“I trust in God, and I’ll see what he wants me to do. I plan to go with the flow,” he said.

Fishers of Men Ministries recently raised money to build a medical clinic in Kimondo. A new well was installed next to the clinic, paid for with money raised by children at St. John’s.

This will be the second trip to Kenya in two years for Pennie Kellenberger, who directs The Center at St. John’s and is also on the board of directors for Fishers of Men Ministries. She noted that the area they will serve is a rural part of the African country, but people come from miles around for medical care as well as for clean water from the well.

After Justice announced that he was going to take Skate Church to Kenya, the Davenport teens who are members of the organization helped raise more than half of the funds needed for the trip, she said. She plans to use Skype and Facebook to stay in contact with the youth back home.

Justice has some experience in skateboarding ministry. This past summer, the high school graduate took a mission trip to a South Dakota reservation where he taught Native American children. “We pulled a ramp up there, skateboarded and hung out with the kids and talked about God,” he explained.

He believes children are more receptive to a religious message after they see him on his skateboard.

“They do open up to you more if they also look up to you for something,” he said.

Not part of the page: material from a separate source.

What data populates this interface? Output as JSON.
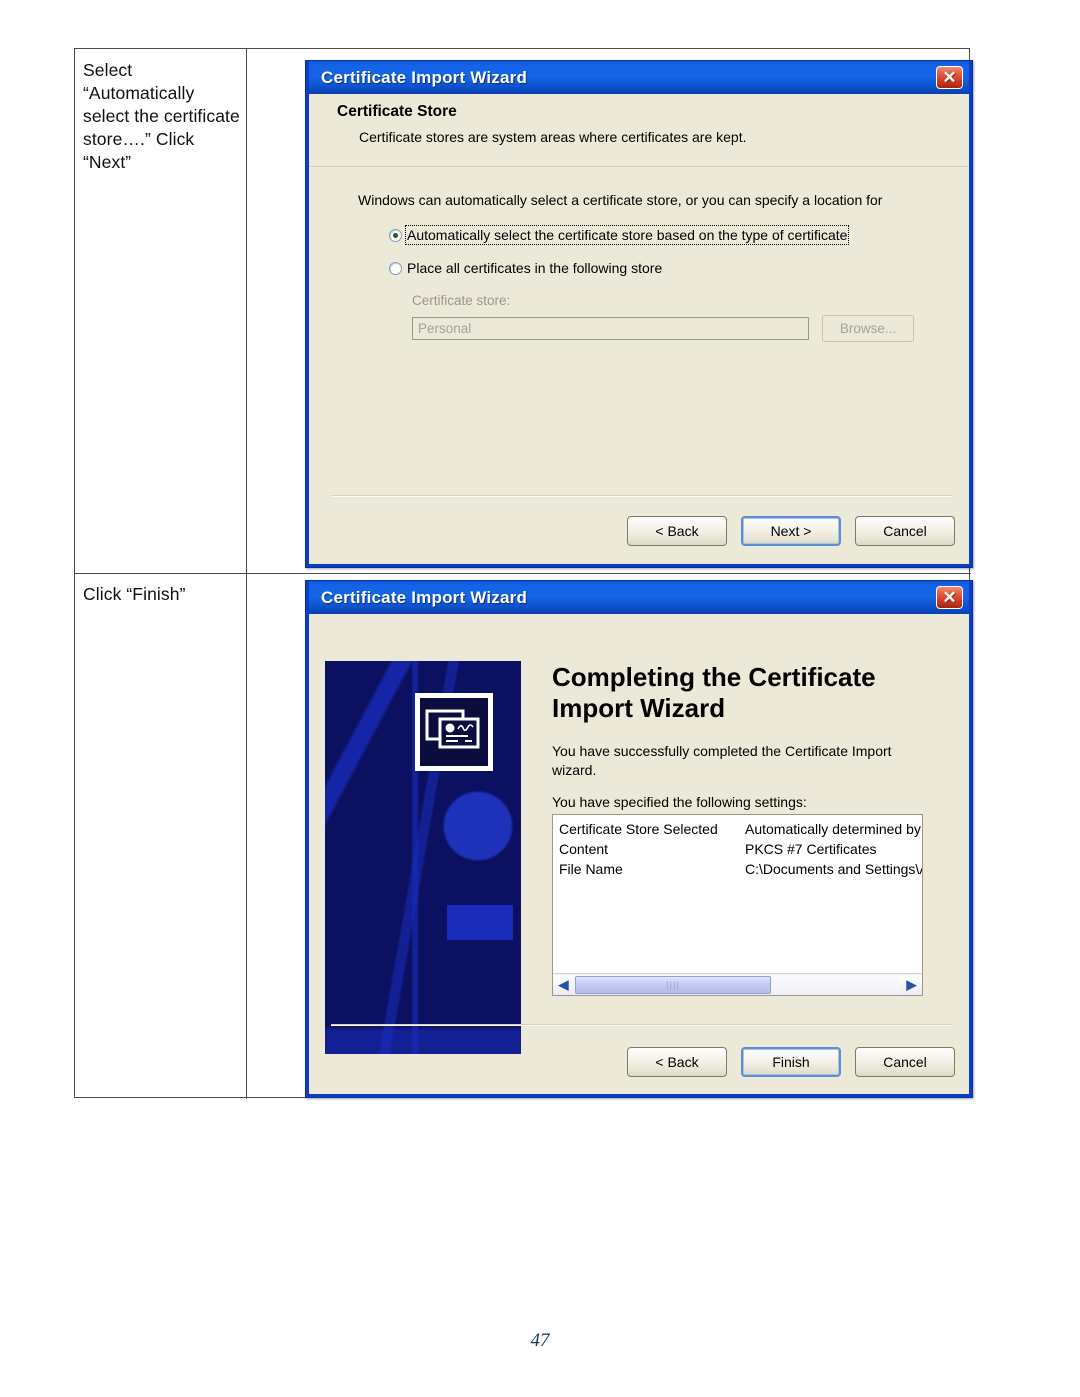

In the meantime, his mother hopes the trip is also a good example to the young people she works with in Davenport. She hopes the trip will help open the world to them and encourage the use of their talents, including skateboarding, to help change lives.

“My heart and my passion are with these kids,” she said of her work at The Center.